182). The unilateral suspension of labour laws by various Indian states has been violating the international mandate. It is a deep concern of the international arena that states are nullifying the onus of responsibility in the time of the pandemic. The six Indian states where extension of working hours are announced violates ILO convention COO1 on hours of work which was ratified in 1921. The worker's right is being eroded by suspending laws as fundamentals of ILO conventions have also been violated. The basic principles of the organization that cannot be withered under pandemic as labours are not a commodity, freedom of expression and association are essential to upholding sustained progress and poverty anywhere establish a danger to sustained prosperity everywhere[iii]. Thus the action of Indian state transgressing their commitments to ILO declarations as well as disrespected the ILO ‘Declaration on Fundamental Principles and Rights at Work and its Follow –up’ which is the core convention adopted in Geneva 18 June 1998 by the International Labour Conference at its Eighty-sixth Session. It is the responsibility of the government to ensure the fundamental obligations, The pandemic resulting in lockdown reduced the productive work task along with their family members in both organized and unorganized sector. Especially the workers working in the small sectors suffered a lot they were left walking hundreds of miles through highways, roads, rail tracks or even forests to reach their home even having enacted legislation to regulate such services and welfare namely Inter-State Migrant Workmen (Regulation of Employment and Conditions of Service Act 1979. Though after suspension revealing the responsibility the workers will trap into a situation where no legal remedy could reach. Apart from the ILO convention violation of principles of human is the contradiction of the UN agenda 2030 on sustainable development goals which is committed for India. Thus the suspension of labour laws during a pandemic is an act violating the fundamental principles of the Constitution of India and international mandates as well. The Ethical Trading initiative’s (ETI) base code which assures human rights as a leading alliance is also in violation.
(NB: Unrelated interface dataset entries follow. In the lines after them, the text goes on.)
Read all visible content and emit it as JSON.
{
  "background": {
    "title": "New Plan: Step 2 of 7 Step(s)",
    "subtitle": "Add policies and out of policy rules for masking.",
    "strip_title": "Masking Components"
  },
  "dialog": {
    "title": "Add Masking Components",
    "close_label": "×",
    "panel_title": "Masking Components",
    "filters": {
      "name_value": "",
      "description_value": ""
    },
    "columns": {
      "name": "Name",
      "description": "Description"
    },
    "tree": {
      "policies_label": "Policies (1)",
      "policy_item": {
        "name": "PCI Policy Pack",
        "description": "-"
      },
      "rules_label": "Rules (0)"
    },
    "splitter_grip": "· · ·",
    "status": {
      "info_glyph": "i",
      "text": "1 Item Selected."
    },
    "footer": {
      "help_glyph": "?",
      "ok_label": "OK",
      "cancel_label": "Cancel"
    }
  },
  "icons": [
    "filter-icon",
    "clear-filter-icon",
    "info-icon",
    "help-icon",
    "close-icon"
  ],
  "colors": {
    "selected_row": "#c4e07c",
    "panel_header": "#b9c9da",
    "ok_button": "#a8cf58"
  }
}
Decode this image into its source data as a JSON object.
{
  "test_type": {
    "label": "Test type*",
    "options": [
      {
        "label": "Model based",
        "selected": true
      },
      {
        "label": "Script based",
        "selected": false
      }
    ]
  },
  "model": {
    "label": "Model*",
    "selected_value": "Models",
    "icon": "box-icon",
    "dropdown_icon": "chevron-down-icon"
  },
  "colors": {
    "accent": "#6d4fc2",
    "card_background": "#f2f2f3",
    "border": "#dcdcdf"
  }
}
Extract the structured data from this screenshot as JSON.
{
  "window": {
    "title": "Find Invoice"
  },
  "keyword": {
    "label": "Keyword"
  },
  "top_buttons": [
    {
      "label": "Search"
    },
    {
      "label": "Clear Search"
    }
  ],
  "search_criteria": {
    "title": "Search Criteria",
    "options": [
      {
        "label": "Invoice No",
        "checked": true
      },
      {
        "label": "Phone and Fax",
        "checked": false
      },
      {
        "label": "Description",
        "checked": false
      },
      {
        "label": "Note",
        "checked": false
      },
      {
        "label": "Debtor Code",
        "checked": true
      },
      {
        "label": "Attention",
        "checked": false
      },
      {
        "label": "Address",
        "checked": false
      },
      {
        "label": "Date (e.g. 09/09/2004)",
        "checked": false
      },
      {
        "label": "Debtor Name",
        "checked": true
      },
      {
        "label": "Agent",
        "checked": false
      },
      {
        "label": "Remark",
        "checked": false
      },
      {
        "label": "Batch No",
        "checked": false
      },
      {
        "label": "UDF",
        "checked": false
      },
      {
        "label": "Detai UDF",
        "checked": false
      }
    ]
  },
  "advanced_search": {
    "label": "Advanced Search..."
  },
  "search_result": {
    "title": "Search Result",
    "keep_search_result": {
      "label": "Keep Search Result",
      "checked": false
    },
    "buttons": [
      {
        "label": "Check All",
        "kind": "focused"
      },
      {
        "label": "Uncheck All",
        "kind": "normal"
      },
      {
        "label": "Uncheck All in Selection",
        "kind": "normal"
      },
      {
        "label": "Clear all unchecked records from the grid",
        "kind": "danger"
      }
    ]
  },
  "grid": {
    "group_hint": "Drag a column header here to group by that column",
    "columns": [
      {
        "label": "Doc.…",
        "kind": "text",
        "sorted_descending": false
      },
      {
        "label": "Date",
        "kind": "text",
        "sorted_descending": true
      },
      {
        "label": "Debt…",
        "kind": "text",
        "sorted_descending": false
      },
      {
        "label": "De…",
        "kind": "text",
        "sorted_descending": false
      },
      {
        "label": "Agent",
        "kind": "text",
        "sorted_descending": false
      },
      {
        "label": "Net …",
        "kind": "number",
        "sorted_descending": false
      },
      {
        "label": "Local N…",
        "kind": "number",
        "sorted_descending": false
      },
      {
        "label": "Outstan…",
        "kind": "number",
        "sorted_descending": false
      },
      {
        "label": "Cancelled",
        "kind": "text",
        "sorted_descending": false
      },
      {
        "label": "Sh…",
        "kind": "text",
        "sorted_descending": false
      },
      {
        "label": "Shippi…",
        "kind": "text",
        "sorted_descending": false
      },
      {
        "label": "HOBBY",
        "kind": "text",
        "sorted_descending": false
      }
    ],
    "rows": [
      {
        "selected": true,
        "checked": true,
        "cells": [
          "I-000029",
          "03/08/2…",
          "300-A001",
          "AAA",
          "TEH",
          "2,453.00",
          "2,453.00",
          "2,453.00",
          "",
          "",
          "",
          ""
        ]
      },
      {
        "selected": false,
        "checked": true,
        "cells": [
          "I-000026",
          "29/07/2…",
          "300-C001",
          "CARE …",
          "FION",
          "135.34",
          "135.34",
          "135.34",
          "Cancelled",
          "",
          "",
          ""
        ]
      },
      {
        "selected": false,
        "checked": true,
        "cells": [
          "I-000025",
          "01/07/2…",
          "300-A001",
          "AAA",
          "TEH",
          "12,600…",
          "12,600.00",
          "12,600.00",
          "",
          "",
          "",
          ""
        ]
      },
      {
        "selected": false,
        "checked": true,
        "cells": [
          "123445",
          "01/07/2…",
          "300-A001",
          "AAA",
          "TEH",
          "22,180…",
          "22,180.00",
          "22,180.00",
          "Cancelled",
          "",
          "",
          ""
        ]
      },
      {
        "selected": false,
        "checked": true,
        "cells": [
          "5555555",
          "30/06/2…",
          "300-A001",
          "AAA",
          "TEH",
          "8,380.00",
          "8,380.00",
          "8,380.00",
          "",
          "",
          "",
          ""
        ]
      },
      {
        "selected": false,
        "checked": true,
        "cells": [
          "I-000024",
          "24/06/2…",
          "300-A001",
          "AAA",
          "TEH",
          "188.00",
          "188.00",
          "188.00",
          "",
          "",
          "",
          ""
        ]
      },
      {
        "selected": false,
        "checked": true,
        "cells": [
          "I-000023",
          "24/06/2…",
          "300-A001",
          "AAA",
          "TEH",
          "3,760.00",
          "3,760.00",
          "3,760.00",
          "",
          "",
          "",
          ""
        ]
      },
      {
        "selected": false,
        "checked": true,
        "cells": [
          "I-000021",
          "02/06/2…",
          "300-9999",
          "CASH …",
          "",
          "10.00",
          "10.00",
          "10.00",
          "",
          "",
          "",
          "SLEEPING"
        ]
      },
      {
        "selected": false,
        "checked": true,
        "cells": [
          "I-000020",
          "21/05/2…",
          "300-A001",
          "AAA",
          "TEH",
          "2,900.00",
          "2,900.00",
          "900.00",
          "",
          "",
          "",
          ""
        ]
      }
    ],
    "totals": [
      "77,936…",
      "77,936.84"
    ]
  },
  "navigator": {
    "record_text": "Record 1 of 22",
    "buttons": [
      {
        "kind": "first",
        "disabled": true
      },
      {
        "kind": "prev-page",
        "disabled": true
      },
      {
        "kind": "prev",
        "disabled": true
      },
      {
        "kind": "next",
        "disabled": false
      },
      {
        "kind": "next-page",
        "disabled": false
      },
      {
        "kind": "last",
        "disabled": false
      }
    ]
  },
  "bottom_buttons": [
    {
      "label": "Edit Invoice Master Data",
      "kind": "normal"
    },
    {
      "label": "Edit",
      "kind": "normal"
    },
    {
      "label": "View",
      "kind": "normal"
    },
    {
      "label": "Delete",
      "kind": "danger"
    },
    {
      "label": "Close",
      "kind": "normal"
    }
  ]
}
Alternative Implementation and Conclusion
An alternative way to labour reform is needed to support the exigencies in the world pandemic which must not wither down the rights of labour. There is a need to strict for a policy that makes a balance between the rights of labour and interest of economy. The administrative policy must be made for the short term objective to deal with pandemic with the rigidity of regulation not make the system to be based on whims and fancies. The international labour organization has also issued the guidelines regarding pandemic must be made in compliance with the domestic regulation. To regain the true potential it is important to go with myriads of incentives rather than suspending laws that may create the monopolistic approach. The government must aim to regulate business in activities to correct market failures as well as protection to the fragile workers.
D. Eisenhower stated that any political party which abolishes social security, eliminate labour laws and farm programs, would not hear it again. It is the said due to the vicious effect on the section of society which denies justice abruptly. By waiver of all the labour laws, the government has mended the situation very perilous. The act fails to pass the constitutionality test as it crosses the limit and is thus ultra vires due to violating fundamental rights along with having no accent from the President. The said act also removed all the onus of responsibilities which comply should have been complying with the international mandate for which India is ratified. It is important to uplift the welfare to the affected section and rolling back the policy.